The awareness was in place but it was construed on the ideas vetted by our global minds. Ideas which were sold to us by the individual leaders during elections. It would be wrong to say that nothing has happened, but the rate at which it has happened has us a bit disillusioned.
Under the Smart City Mission and there is a programme called CITIIS (City Investments to Innovate Integrate and Sustain) which is currently involved in fifteen different projects across India. PDA (Prasanna Desai Architects) is involved in two such projects “CITIIS,” says Desai“is the main component of the ‘Supporting Smart Cities Mission for a more Inclusive and Sustainable Urban Development in India’ launched by the Ministry of Housing and Urban Affairs in 2018. I am associated with two.One of our projects involves upgrading 25 villages in the Amaravati district of Andhra Pradesh. We are upgrading the quality of the health centers, Anganwadis, primary and secondary schools. Likewise we are also involved in a project based in Visakhapatnam for up gradation of 150 municipal schools.”
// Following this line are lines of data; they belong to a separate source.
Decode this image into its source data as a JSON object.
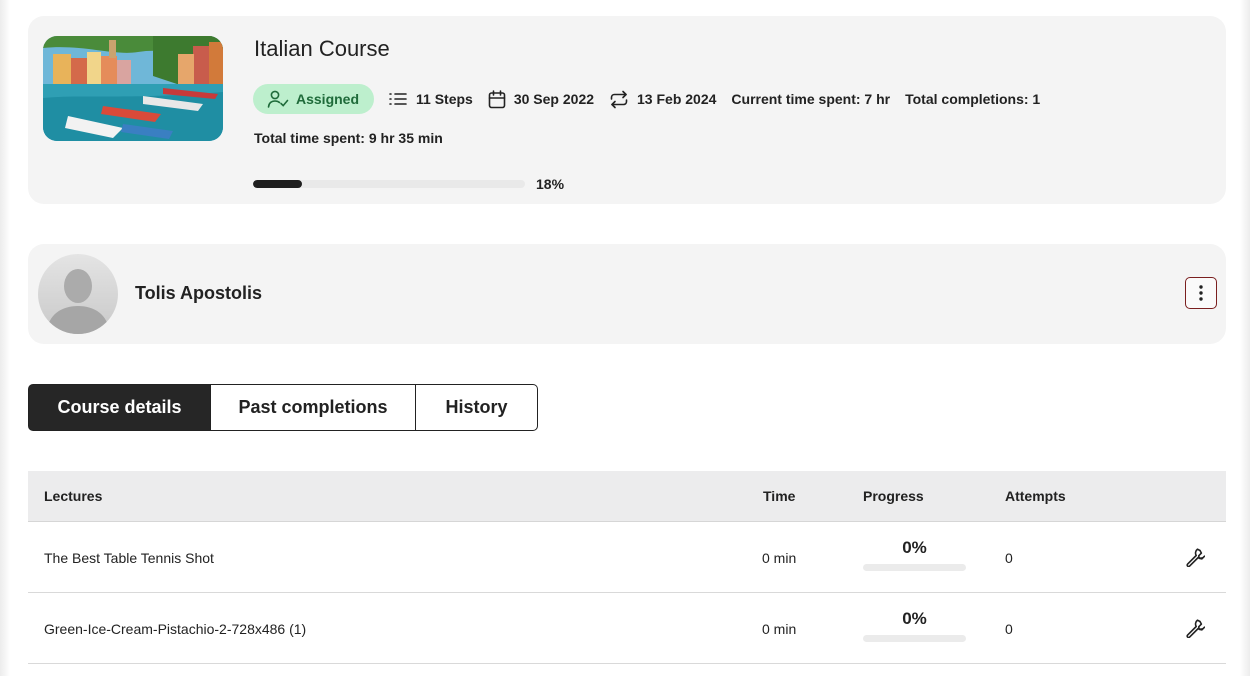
{
  "course": {
    "title": "Italian Course",
    "status_badge": "Assigned",
    "steps": "11 Steps",
    "start_date": "30 Sep 2022",
    "renew_date": "13 Feb 2024",
    "current_time_spent": "Current time spent: 7 hr",
    "total_completions": "Total completions: 1",
    "total_time_spent": "Total time spent: 9 hr 35 min",
    "progress_percent": 18,
    "progress_label": "18%",
    "icons": [
      "user-check-icon",
      "list-icon",
      "calendar-icon",
      "repeat-icon"
    ],
    "badge_color": "#bdefcd"
  },
  "user": {
    "name": "Tolis Apostolis",
    "menu_icon": "kebab-menu-icon"
  },
  "tabs": [
    {
      "label": "Course details",
      "active": true
    },
    {
      "label": "Past completions",
      "active": false
    },
    {
      "label": "History",
      "active": false
    }
  ],
  "table": {
    "headers": {
      "lectures": "Lectures",
      "time": "Time",
      "progress": "Progress",
      "attempts": "Attempts"
    },
    "rows": [
      {
        "name": "The Best Table Tennis Shot",
        "time": "0 min",
        "progress": "0%",
        "progress_value": 0,
        "attempts": "0",
        "action_icon": "wrench-icon"
      },
      {
        "name": "Green-Ice-Cream-Pistachio-2-728x486 (1)",
        "time": "0 min",
        "progress": "0%",
        "progress_value": 0,
        "attempts": "0",
        "action_icon": "wrench-icon"
      }
    ]
  }
}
One may wonder what is so smart about the aforementioned projects but the fact is, in India alone there are different versions of the nation which thrive. What we comprehended was a part of story much of which is limited to the urban landscape. The rural topography has to be managed in a different way. Today as a part of the Smart City initiative’s bottoms up approach an attempt to address the complex challenge India poses is underway. But it will take time. Societies, colonies, mohallas one at a time approach and finally the city.
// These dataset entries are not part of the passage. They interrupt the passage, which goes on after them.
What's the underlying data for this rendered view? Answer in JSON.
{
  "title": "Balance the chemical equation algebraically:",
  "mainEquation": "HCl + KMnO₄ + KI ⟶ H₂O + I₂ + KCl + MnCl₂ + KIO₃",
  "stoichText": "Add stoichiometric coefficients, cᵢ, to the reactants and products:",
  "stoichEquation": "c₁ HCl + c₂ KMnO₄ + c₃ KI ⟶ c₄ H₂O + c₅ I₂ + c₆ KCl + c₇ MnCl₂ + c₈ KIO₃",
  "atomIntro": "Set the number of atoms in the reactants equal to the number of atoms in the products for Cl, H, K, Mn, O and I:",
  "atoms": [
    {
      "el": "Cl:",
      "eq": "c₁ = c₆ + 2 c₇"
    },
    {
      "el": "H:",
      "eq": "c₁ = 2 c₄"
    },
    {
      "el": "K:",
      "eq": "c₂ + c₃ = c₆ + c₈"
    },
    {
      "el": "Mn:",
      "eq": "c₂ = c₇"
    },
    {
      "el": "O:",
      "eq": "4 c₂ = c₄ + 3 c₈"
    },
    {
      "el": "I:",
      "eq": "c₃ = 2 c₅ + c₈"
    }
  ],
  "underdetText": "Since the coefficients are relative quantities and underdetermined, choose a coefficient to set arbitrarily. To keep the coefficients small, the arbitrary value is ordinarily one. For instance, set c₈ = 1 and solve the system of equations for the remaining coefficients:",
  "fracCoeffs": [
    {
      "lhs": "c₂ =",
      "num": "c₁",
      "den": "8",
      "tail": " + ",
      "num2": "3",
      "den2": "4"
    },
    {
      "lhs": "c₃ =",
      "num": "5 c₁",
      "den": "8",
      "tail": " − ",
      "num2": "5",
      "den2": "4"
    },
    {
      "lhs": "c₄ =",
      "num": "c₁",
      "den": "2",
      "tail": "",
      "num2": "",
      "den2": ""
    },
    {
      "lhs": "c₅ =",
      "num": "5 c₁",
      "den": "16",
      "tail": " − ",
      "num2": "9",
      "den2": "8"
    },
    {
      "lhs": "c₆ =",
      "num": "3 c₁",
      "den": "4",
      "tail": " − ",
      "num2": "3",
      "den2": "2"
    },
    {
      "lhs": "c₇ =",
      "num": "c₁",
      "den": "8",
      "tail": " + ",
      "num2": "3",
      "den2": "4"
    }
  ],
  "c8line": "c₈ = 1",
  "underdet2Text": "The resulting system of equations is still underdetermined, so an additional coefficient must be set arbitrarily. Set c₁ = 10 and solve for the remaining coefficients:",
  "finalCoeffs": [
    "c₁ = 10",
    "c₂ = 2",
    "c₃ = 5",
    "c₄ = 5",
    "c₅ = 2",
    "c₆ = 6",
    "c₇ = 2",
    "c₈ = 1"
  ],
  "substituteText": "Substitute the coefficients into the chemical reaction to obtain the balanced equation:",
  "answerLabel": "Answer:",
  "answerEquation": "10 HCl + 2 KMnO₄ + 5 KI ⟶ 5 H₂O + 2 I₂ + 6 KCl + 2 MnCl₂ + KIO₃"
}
Urban Planner Arijit Sen points out “Indian cities are inherently complex. It is this complexity that needs to be appreciated, understood and celebrated – individually as well as holistically. The Smart Cities behoves upon us, city planners on a mission to awaken, energise and reinvigorate the glorious layers of our cities into responsive, adaptive, accessible places for all.”
As we head towards realisation of the Smart Cities home automation trends will continue to dominate the urban landscape. In this regard, Sumit Padmakar Joshi, CEO of Signify Innovations India Limited says “The adoption of home automation in India is still at a nascent stage but steadily increasing, owing to growing internet penetration and availability of a wide range of smart home products in the country. Tech-savvy consumers nowadays prefer owning homes that are equipped with connected gadgets like lighting, consumer durables and home automation that can complement their tech-enabled lifestyle.”
Even as we realise the ultimate truth the government also needs to have a mechanism in place to address the blockages which come in the way. Four years into the mission-as on July 25, 2019-only 933 projects (18 per cent) have been completed, at a cost of Rs 15,504 crore. Work orders have been issued for 1,931 projects (37 per cent), worth Rs 75,626 crore, while tenders have been issued for 827 projects (16 per cent), worth Rs 45,315 crore.
In a democracy, to concoct an elixir of smartness is a tough ask, for it to fructify honesty, integrity and a non-corrupt political will is absolutely necessary. Couple that with a precise know-how and citizen’s participation, we are perhaps on the right path. Our intellect and patience will be put to test. It will be time for us to remember our childhood story of how the tortoise won the race.